======== Given information ========
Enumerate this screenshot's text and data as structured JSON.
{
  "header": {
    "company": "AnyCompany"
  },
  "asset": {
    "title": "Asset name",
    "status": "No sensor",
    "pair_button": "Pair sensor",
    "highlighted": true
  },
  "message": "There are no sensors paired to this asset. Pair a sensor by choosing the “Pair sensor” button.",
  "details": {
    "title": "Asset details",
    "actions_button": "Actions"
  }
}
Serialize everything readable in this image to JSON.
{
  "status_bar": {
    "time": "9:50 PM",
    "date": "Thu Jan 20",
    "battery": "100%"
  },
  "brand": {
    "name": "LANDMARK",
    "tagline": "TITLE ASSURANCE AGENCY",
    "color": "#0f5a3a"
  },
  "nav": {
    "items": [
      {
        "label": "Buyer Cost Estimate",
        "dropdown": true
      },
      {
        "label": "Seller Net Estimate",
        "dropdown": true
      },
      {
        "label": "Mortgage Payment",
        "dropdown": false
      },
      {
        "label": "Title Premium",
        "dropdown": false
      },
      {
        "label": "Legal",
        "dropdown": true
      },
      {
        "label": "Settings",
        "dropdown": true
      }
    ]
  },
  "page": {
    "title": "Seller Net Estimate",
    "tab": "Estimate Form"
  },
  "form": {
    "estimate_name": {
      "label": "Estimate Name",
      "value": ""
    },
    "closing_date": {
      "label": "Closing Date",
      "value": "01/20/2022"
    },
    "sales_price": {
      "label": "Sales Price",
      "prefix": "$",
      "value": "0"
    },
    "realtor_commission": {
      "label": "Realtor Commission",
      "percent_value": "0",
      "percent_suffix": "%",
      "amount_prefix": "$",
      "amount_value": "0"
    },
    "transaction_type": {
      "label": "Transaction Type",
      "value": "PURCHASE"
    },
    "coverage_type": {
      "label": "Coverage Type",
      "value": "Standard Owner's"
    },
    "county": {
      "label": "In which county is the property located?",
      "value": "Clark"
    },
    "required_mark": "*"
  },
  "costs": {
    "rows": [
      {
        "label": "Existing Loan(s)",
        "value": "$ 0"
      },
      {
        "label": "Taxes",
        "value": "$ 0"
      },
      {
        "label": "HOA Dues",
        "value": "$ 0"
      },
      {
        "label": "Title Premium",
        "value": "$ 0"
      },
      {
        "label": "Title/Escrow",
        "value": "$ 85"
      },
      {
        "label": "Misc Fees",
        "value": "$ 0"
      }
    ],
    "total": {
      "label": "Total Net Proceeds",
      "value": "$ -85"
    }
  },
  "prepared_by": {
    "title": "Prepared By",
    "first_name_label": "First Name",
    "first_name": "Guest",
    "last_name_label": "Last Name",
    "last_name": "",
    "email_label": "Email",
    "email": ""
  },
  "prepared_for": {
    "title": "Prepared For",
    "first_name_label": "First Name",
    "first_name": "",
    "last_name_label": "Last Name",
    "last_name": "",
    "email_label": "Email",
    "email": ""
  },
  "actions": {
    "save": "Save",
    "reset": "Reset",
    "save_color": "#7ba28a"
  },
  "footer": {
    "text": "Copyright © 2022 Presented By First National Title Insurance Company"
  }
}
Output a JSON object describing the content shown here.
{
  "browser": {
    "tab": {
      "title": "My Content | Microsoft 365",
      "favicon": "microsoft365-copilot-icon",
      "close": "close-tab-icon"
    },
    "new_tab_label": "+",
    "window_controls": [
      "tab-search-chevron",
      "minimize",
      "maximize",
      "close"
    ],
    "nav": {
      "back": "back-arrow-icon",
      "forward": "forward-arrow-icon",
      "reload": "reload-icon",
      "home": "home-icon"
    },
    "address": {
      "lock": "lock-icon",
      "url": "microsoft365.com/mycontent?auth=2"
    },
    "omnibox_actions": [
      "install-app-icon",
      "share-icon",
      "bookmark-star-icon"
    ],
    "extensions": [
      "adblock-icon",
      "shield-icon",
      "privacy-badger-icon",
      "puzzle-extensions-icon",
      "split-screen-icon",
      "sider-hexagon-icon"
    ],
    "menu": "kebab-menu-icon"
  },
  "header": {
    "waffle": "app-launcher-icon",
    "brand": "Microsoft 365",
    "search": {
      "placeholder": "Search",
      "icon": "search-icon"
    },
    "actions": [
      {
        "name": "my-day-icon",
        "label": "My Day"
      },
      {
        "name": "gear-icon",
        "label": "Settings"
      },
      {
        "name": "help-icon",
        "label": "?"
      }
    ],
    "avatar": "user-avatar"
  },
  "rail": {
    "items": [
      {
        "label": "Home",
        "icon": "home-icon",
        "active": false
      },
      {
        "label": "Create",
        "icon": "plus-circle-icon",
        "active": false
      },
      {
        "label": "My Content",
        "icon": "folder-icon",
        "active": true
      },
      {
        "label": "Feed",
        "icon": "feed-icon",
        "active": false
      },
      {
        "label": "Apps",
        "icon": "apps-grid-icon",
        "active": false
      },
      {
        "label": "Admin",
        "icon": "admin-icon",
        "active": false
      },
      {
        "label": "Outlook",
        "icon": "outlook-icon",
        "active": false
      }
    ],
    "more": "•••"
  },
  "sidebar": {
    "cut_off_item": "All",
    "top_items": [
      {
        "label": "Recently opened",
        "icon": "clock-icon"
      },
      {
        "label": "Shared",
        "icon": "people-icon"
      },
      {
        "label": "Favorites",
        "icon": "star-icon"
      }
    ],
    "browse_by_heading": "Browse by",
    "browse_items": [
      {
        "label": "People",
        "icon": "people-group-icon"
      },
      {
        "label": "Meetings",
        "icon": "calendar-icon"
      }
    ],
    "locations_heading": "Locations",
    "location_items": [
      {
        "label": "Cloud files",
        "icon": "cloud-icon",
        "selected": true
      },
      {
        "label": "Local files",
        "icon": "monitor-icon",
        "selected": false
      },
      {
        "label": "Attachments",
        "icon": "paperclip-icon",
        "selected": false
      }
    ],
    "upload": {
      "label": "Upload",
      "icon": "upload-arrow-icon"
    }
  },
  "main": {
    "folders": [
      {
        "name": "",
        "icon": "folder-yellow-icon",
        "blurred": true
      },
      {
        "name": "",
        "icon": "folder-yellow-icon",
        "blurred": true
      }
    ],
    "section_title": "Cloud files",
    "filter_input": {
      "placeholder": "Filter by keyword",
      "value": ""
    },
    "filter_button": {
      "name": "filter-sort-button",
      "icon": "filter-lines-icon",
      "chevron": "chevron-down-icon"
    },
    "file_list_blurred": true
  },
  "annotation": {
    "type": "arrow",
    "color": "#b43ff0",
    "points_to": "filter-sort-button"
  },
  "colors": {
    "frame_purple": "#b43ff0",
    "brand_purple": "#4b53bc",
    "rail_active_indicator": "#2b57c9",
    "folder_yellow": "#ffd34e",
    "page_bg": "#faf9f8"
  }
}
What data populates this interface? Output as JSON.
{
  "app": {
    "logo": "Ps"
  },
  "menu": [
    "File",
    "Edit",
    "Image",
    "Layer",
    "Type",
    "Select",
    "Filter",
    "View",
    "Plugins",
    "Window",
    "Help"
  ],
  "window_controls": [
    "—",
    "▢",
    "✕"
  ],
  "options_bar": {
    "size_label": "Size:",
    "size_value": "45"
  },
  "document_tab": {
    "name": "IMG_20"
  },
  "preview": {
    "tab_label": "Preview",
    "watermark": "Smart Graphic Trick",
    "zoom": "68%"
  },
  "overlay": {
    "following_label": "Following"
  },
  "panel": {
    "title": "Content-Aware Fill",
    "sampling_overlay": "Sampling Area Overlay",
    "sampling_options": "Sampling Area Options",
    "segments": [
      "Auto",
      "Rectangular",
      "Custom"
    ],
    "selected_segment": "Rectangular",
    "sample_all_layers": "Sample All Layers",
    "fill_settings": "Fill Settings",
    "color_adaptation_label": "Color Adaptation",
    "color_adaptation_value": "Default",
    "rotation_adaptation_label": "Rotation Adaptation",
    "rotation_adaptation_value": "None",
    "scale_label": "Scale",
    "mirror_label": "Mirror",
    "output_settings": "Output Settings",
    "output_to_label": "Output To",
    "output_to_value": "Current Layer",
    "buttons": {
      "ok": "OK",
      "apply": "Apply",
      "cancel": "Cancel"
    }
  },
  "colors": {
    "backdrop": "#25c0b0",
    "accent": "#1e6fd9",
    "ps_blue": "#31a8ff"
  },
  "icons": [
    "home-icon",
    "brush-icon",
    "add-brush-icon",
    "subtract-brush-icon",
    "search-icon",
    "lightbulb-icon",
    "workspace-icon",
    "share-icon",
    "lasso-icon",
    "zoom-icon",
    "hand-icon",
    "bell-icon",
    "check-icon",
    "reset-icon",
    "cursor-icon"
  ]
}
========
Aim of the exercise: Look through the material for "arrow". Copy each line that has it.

Solution for this problem:
      "back": "back-arrow-icon",
      "forward": "forward-arrow-icon",
      "icon": "upload-arrow-icon"
    "type": "arrow",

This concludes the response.